[Records provided]
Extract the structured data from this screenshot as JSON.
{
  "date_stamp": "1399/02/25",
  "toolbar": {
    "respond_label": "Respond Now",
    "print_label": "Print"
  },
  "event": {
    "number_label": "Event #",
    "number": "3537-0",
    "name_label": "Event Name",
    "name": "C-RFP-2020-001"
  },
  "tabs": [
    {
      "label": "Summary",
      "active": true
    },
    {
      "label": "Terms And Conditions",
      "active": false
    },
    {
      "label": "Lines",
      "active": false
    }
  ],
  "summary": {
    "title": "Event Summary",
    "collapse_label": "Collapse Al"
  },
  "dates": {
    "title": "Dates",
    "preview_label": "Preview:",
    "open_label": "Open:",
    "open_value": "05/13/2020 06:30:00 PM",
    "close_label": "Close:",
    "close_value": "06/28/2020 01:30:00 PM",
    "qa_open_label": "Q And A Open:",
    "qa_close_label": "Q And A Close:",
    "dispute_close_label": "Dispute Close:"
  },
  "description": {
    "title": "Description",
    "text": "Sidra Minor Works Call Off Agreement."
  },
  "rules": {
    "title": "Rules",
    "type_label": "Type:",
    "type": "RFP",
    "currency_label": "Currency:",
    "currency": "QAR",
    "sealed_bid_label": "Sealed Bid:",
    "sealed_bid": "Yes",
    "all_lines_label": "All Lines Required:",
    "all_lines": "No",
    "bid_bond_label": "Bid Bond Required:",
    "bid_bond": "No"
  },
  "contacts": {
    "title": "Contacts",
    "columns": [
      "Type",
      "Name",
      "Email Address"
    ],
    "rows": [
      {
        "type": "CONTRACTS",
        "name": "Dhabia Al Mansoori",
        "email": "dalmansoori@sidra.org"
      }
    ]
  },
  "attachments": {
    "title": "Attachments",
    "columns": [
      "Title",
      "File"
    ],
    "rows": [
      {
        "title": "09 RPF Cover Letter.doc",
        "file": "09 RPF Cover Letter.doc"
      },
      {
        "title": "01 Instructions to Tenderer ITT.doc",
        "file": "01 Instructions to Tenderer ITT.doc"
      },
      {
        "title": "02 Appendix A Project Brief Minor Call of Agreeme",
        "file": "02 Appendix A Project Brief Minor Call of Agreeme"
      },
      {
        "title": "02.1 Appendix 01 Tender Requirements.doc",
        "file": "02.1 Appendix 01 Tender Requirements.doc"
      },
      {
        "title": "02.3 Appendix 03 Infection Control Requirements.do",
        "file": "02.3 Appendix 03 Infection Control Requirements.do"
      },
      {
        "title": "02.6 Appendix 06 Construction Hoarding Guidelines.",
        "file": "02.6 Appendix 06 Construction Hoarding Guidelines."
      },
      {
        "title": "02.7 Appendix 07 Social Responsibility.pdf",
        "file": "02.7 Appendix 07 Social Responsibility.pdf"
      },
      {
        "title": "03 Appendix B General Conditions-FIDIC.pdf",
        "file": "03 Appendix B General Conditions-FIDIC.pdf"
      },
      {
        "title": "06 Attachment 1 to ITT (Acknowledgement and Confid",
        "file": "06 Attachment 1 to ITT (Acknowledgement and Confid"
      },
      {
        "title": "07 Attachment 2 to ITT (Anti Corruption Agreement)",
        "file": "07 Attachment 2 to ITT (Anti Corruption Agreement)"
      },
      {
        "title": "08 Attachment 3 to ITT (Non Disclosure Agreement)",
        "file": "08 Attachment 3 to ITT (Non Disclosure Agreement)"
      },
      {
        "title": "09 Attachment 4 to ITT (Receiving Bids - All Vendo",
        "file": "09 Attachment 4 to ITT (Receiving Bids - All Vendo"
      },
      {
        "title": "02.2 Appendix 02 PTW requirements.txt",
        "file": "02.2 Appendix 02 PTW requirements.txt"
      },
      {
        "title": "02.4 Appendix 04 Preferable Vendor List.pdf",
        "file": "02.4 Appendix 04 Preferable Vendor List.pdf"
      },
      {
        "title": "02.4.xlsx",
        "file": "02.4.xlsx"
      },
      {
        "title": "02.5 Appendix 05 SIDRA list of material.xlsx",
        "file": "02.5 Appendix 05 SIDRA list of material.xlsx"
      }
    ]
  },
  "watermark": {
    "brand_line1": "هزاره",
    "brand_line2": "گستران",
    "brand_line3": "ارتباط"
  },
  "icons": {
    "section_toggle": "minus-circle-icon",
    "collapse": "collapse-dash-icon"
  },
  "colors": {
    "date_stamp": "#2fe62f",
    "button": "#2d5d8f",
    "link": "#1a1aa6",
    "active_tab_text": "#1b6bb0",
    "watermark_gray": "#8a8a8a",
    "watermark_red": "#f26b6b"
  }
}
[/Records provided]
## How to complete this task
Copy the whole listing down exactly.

## Exercise result
Extract the structured data from this screenshot as JSON.
{
  "date_stamp": "1399/02/25",
  "toolbar": {
    "respond_label": "Respond Now",
    "print_label": "Print"
  },
  "event": {
    "number_label": "Event #",
    "number": "3537-0",
    "name_label": "Event Name",
    "name": "C-RFP-2020-001"
  },
  "tabs": [
    {
      "label": "Summary",
      "active": true
    },
    {
      "label": "Terms And Conditions",
      "active": false
    },
    {
      "label": "Lines",
      "active": false
    }
  ],
  "summary": {
    "title": "Event Summary",
    "collapse_label": "Collapse Al"
  },
  "dates": {
    "title": "Dates",
    "preview_label": "Preview:",
    "open_label": "Open:",
    "open_value": "05/13/2020 06:30:00 PM",
    "close_label": "Close:",
    "close_value": "06/28/2020 01:30:00 PM",
    "qa_open_label": "Q And A Open:",
    "qa_close_label": "Q And A Close:",
    "dispute_close_label": "Dispute Close:"
  },
  "description": {
    "title": "Description",
    "text": "Sidra Minor Works Call Off Agreement."
  },
  "rules": {
    "title": "Rules",
    "type_label": "Type:",
    "type": "RFP",
    "currency_label": "Currency:",
    "currency": "QAR",
    "sealed_bid_label": "Sealed Bid:",
    "sealed_bid": "Yes",
    "all_lines_label": "All Lines Required:",
    "all_lines": "No",
    "bid_bond_label": "Bid Bond Required:",
    "bid_bond": "No"
  },
  "contacts": {
    "title": "Contacts",
    "columns": [
      "Type",
      "Name",
      "Email Address"
    ],
    "rows": [
      {
        "type": "CONTRACTS",
        "name": "Dhabia Al Mansoori",
        "email": "dalmansoori@sidra.org"
      }
    ]
  },
  "attachments": {
    "title": "Attachments",
    "columns": [
      "Title",
      "File"
    ],
    "rows": [
      {
        "title": "09 RPF Cover Letter.doc",
        "file": "09 RPF Cover Letter.doc"
      },
      {
        "title": "01 Instructions to Tenderer ITT.doc",
        "file": "01 Instructions to Tenderer ITT.doc"
      },
      {
        "title": "02 Appendix A Project Brief Minor Call of Agreeme",
        "file": "02 Appendix A Project Brief Minor Call of Agreeme"
      },
      {
        "title": "02.1 Appendix 01 Tender Requirements.doc",
        "file": "02.1 Appendix 01 Tender Requirements.doc"
      },
      {
        "title": "02.3 Appendix 03 Infection Control Requirements.do",
        "file": "02.3 Appendix 03 Infection Control Requirements.do"
      },
      {
        "title": "02.6 Appendix 06 Construction Hoarding Guidelines.",
        "file": "02.6 Appendix 06 Construction Hoarding Guidelines."
      },
      {
        "title": "02.7 Appendix 07 Social Responsibility.pdf",
        "file": "02.7 Appendix 07 Social Responsibility.pdf"
      },
      {
        "title": "03 Appendix B General Conditions-FIDIC.pdf",
        "file": "03 Appendix B General Conditions-FIDIC.pdf"
      },
      {
        "title": "06 Attachment 1 to ITT (Acknowledgement and Confid",
        "file": "06 Attachment 1 to ITT (Acknowledgement and Confid"
      },
      {
        "title": "07 Attachment 2 to ITT (Anti Corruption Agreement)",
        "file": "07 Attachment 2 to ITT (Anti Corruption Agreement)"
      },
      {
        "title": "08 Attachment 3 to ITT (Non Disclosure Agreement)",
        "file": "08 Attachment 3 to ITT (Non Disclosure Agreement)"
      },
      {
        "title": "09 Attachment 4 to ITT (Receiving Bids - All Vendo",
        "file": "09 Attachment 4 to ITT (Receiving Bids - All Vendo"
      },
      {
        "title": "02.2 Appendix 02 PTW requirements.txt",
        "file": "02.2 Appendix 02 PTW requirements.txt"
      },
      {
        "title": "02.4 Appendix 04 Preferable Vendor List.pdf",
        "file": "02.4 Appendix 04 Preferable Vendor List.pdf"
      },
      {
        "title": "02.4.xlsx",
        "file": "02.4.xlsx"
      },
      {
        "title": "02.5 Appendix 05 SIDRA list of material.xlsx",
        "file": "02.5 Appendix 05 SIDRA list of material.xlsx"
      }
    ]
  },
  "watermark": {
    "brand_line1": "هزاره",
    "brand_line2": "گستران",
    "brand_line3": "ارتباط"
  },
  "icons": {
    "section_toggle": "minus-circle-icon",
    "collapse": "collapse-dash-icon"
  },
  "colors": {
    "date_stamp": "#2fe62f",
    "button": "#2d5d8f",
    "link": "#1a1aa6",
    "active_tab_text": "#1b6bb0",
    "watermark_gray": "#8a8a8a",
    "watermark_red": "#f26b6b"
  }
}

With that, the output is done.